Lawyers shape pathway towards a more equal future

As the NAPs are implemented, the energy sector will have to go beyond vague commitments on gender equality to comply with enforceable laws that require concrete and measurable actions. As the first region in the world to introduce such measures for any type of development project, West Africa is a world leader in terms of Gender Impact Assessment requirements.

By breaking down barriers to equal rights of participation in the expanding energy services market, it is expected that energy projects will start to bring equal benefits for men and women, and more women will be welcomed into the private and public sector energy workforce. The long-term impact of the legal assistance provided by Sullivan & Cromwell in developing the Directive and reviewing the NAPs will be to reduce adverse gender-related discrimination in energy infrastructure development and reform the energy sector to make it more gender responsive and inclusive.

“Sullivan & Cromwell is proud to have collaborated with ECREEE, national stakeholders, and other partners on the project to bring considerations of gender to the forefront in the approval process for energy projects in West Africa. The knowledge and understanding that we gained through our collaborations will have an impact for a long time to come on how we advise clients on energy projects,” says Samuel E. Saunders, Associate at Sullivan & Cromwell.
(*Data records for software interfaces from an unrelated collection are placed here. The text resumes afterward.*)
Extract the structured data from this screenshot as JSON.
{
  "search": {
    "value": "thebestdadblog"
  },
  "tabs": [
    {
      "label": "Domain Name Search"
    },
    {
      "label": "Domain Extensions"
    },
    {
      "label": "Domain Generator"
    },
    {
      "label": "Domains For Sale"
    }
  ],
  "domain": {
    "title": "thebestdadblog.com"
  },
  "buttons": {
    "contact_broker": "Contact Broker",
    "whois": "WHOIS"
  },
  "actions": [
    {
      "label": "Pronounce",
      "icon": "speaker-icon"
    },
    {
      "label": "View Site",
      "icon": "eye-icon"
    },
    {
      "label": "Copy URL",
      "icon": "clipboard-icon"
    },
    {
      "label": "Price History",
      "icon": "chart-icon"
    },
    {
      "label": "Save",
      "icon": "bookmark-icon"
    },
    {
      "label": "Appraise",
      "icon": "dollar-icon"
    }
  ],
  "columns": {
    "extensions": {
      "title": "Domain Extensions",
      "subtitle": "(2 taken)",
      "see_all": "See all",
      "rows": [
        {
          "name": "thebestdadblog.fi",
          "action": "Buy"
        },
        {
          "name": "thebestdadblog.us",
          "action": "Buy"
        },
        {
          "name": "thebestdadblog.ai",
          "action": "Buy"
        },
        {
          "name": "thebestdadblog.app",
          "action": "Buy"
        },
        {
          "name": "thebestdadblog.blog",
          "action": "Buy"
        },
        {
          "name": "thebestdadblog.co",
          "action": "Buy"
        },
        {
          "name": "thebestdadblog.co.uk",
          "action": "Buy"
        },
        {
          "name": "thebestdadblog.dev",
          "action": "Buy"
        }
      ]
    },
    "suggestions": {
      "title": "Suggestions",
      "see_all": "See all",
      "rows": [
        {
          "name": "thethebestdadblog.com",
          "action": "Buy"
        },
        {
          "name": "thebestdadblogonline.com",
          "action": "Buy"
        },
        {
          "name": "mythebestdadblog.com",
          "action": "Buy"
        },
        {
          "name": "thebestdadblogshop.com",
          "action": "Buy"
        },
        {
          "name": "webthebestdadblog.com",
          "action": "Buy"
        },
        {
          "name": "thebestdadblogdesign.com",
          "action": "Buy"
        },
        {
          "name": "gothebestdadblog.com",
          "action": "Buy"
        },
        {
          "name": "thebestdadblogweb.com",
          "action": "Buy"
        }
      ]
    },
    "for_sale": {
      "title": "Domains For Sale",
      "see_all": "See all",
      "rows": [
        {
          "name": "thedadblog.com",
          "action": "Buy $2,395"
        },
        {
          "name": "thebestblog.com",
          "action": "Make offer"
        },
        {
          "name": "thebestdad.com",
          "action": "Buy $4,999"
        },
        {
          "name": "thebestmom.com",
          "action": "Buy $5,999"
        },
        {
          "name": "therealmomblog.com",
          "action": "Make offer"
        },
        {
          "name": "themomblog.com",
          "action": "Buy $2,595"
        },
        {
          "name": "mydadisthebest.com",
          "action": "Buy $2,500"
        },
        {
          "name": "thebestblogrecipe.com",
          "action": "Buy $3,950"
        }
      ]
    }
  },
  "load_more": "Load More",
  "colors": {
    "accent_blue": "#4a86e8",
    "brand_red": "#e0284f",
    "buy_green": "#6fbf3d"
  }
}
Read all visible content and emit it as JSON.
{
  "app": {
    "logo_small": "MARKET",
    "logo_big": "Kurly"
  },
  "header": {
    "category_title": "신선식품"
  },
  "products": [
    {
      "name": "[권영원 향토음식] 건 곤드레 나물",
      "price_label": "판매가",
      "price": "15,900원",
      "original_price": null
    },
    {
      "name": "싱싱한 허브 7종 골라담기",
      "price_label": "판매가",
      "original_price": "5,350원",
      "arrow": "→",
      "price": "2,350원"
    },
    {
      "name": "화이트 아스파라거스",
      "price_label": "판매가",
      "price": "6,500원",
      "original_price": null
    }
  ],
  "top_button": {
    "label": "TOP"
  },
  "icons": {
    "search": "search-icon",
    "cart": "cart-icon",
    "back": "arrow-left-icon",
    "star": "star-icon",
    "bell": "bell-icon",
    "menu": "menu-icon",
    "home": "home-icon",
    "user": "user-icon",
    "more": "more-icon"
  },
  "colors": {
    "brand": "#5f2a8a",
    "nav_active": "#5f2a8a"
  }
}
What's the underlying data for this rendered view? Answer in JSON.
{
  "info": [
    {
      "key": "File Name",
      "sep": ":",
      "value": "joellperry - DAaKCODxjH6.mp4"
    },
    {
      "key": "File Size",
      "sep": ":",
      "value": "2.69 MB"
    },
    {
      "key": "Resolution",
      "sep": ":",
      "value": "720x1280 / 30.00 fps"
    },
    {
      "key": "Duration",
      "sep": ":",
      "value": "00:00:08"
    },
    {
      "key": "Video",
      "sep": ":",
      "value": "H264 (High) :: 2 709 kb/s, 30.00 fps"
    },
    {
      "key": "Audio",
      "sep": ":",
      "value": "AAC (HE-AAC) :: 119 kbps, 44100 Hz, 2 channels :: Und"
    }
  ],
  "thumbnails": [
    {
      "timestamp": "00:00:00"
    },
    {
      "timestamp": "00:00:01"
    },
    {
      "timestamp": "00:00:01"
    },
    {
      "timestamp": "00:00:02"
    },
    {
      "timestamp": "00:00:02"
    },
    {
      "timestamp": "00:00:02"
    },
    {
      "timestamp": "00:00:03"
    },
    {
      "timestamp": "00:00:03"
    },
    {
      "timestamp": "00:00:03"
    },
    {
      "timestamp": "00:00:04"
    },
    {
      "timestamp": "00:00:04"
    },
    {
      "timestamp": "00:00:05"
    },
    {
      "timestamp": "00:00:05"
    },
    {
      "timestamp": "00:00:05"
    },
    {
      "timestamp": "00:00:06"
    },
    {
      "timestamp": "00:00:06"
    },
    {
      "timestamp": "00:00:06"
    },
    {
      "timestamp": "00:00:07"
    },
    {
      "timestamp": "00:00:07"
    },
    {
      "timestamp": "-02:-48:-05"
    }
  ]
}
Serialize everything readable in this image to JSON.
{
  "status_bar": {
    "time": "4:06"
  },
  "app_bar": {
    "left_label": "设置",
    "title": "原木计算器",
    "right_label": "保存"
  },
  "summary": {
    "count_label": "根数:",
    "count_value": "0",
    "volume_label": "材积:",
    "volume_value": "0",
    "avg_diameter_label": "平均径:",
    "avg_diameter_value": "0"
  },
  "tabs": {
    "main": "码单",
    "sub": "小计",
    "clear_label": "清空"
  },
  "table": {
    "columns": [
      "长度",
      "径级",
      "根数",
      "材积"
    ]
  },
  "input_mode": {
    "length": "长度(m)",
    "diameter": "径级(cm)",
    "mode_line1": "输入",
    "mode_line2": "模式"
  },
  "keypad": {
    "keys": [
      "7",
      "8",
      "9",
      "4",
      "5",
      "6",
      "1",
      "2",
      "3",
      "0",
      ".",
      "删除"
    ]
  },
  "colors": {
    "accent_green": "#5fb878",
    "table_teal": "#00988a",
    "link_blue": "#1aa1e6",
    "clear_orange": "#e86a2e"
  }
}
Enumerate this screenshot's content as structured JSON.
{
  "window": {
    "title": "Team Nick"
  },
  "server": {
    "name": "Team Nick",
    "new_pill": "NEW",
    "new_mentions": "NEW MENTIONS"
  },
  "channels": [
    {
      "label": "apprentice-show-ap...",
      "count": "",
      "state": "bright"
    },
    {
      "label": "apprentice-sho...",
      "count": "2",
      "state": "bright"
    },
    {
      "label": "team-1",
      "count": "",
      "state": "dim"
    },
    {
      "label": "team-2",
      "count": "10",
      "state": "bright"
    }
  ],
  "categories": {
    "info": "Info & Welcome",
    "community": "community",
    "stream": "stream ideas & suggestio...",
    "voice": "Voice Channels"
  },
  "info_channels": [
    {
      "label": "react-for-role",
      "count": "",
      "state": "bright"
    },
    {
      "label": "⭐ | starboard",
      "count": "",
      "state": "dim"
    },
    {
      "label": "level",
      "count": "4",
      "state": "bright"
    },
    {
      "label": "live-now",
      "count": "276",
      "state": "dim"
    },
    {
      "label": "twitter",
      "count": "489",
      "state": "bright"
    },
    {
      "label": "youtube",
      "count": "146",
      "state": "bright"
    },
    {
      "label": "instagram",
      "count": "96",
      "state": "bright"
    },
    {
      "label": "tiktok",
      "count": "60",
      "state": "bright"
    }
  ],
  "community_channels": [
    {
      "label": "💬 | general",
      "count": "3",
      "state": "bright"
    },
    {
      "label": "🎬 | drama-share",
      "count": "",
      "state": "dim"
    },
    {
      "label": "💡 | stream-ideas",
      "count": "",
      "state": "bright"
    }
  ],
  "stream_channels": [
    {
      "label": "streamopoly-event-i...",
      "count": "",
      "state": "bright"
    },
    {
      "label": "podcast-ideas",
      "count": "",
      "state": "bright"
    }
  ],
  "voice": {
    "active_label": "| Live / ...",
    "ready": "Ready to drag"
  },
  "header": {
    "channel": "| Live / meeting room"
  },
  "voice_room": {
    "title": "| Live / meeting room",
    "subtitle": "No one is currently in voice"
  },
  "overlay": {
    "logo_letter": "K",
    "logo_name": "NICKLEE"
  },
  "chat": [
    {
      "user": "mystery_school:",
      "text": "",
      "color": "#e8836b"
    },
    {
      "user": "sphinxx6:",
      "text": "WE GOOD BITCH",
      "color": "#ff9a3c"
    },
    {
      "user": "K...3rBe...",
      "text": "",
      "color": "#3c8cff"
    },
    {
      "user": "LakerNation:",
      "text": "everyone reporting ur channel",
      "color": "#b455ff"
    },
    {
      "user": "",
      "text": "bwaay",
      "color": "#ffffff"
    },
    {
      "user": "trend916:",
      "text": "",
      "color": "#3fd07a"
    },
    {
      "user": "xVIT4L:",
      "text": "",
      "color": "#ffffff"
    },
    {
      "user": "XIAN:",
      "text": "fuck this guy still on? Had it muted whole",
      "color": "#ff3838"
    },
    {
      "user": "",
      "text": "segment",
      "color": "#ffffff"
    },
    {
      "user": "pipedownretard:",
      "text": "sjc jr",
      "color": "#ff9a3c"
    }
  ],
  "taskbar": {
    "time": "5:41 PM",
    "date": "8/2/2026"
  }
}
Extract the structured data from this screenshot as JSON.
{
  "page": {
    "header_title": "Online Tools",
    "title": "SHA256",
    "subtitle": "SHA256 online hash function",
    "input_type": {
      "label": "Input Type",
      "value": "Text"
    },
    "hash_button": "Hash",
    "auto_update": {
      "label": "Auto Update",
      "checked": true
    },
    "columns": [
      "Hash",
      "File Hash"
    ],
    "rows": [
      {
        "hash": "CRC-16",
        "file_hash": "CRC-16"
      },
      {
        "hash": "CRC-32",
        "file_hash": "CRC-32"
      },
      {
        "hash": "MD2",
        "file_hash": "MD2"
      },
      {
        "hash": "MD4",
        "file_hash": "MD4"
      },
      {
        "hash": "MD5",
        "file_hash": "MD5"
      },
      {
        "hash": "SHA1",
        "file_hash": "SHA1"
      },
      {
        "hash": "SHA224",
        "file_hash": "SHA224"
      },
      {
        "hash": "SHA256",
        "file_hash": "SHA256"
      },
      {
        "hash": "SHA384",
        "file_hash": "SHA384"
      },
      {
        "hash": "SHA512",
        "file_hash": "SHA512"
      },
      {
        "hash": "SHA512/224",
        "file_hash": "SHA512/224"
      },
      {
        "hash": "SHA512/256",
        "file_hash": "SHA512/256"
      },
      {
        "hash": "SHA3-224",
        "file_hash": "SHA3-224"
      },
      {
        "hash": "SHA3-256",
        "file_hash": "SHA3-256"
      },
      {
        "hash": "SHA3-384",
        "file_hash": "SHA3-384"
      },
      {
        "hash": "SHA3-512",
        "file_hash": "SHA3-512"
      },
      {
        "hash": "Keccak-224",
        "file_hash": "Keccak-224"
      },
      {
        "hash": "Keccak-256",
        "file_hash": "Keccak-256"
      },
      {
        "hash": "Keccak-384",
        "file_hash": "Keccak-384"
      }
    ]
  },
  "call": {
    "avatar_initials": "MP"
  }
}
Given that the Directive is the first of its kind, Sullivan & Cromwell’s lawyers will be the voice of authority on the development of subsequent legal frameworks for Gender Impact Assessments. The lessons learned and expertise shared during this project could be used to develop similar directives in other regions and sectors around the world and help to achieve further progress towards SDG 5 on Gender Equality and SDG 10 on Reduced Inequalities.